Dr Moses Massaquoi, Liberia Case Management Team Leader for Ebola Task Force, on Friday confirmed in Monrovia that government was investigating animal link after Ebola re-emerges in the country.
Liberia confirmed a third Ebola case on Thursday, nearly two months after it was declared Ebola free.
He said that they were investigating whether the disease had spread through animals before resurfacing.
Massaquoi said that the animal aspect had become imperative because the three villagers who had tested positive for the disease “have a history of having had dog meat together’’.
He said that this was because dog meat consumption in Liberia was a delicacy.
Massaquoi said that the first new Liberian sufferer, 17-year-old Abraham Memaigar, died on Sunday in the village of Nedowein, while the two others had since tested positive in the village.
He said that some locals claimed that Memaigar and others in the village had recently dug up and eaten a dead dog.
The leader said though it had not been proved that dogs could carry the virus, but humans had been infected by eating monkey flesh in past outbreaks.
“A number of West African nations have banned the consumption of bush meat as a precaution.
Massaquoi said the response team was investigating whether domestic animals might be carrying the virus and was also checking on deaths of hundreds of cattle in remote Lofa county.
President Ellen Johnson has called on Liberians not to panic.
She said that the health team was on top of it and it would be contained.
Meanwhile, the International Federation of Red Cross and Red Crescent Societies said the new Ebola cases pointed to gaps in Liberia’s basic infection control.
They said that improvements were urgently needed to prevent outbreaks in a region where the virus could be endemic.
A .U.S. military operation that helped Liberia’s government counter the outbreak has mostly withdrawn.
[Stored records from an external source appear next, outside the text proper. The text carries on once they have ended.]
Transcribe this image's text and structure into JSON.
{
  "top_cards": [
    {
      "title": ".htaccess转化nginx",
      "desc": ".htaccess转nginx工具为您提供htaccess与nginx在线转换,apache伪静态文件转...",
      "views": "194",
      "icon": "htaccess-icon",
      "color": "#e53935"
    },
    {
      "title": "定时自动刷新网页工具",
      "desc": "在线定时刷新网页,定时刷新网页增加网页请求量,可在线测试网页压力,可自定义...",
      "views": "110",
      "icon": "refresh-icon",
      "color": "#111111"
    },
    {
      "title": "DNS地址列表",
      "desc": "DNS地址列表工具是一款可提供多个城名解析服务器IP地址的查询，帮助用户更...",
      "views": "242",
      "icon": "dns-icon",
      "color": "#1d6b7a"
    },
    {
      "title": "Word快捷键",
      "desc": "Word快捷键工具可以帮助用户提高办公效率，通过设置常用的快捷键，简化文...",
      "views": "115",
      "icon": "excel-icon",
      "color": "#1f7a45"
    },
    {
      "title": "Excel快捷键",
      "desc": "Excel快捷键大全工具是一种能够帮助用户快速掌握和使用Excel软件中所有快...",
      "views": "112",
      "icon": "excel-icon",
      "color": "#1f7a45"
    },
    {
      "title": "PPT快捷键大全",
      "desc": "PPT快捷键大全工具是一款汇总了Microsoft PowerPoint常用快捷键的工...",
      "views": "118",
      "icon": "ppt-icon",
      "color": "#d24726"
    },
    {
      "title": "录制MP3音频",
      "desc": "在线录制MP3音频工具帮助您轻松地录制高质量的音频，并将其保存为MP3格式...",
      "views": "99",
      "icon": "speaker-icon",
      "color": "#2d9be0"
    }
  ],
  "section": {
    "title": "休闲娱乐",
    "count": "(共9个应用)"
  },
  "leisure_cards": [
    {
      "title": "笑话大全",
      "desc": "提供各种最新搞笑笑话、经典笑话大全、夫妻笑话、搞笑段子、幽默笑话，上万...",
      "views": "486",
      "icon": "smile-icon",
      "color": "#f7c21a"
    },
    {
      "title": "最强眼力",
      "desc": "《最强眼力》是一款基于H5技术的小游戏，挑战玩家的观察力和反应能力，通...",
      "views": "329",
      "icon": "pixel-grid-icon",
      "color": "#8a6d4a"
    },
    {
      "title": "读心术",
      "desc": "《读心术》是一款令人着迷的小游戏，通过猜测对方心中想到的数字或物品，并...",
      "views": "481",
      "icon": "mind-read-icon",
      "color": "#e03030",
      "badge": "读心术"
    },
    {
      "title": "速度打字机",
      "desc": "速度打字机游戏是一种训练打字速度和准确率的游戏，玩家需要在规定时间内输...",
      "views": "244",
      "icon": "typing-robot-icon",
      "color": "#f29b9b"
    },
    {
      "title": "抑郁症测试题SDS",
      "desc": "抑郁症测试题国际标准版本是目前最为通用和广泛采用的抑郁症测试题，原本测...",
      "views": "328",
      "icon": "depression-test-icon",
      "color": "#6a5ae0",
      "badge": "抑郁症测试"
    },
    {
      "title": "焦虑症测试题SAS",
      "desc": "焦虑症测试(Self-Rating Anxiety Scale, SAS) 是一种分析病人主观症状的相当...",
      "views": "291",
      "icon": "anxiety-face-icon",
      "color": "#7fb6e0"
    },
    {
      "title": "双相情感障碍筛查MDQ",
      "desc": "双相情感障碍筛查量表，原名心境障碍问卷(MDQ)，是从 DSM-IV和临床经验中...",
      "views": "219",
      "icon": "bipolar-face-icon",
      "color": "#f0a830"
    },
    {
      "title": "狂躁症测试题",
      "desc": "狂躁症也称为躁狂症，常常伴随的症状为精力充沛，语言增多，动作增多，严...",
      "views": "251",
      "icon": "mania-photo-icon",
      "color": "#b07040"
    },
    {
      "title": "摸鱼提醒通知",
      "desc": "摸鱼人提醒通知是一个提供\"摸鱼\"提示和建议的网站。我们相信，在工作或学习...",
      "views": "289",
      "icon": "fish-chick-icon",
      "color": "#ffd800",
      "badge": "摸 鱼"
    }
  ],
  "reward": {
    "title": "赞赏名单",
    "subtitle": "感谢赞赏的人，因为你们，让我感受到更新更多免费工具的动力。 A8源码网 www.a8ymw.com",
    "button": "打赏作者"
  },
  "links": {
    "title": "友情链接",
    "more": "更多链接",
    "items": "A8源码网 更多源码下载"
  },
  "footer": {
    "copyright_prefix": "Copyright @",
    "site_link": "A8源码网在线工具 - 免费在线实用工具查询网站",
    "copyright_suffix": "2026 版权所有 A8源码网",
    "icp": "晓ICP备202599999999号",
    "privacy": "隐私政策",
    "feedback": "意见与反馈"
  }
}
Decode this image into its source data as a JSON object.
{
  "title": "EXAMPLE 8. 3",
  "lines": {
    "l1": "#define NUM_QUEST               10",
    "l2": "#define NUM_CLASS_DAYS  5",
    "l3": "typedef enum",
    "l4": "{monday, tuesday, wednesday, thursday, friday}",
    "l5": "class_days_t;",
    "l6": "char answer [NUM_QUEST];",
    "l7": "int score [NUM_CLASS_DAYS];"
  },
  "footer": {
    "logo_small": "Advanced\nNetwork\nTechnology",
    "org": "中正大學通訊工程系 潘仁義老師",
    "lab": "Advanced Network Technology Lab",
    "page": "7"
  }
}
The Centers for Disease Control and Prevention (CDC), a U.S. health body, said it was working with authorities to study the origin of the cases and stop the virus from spreading.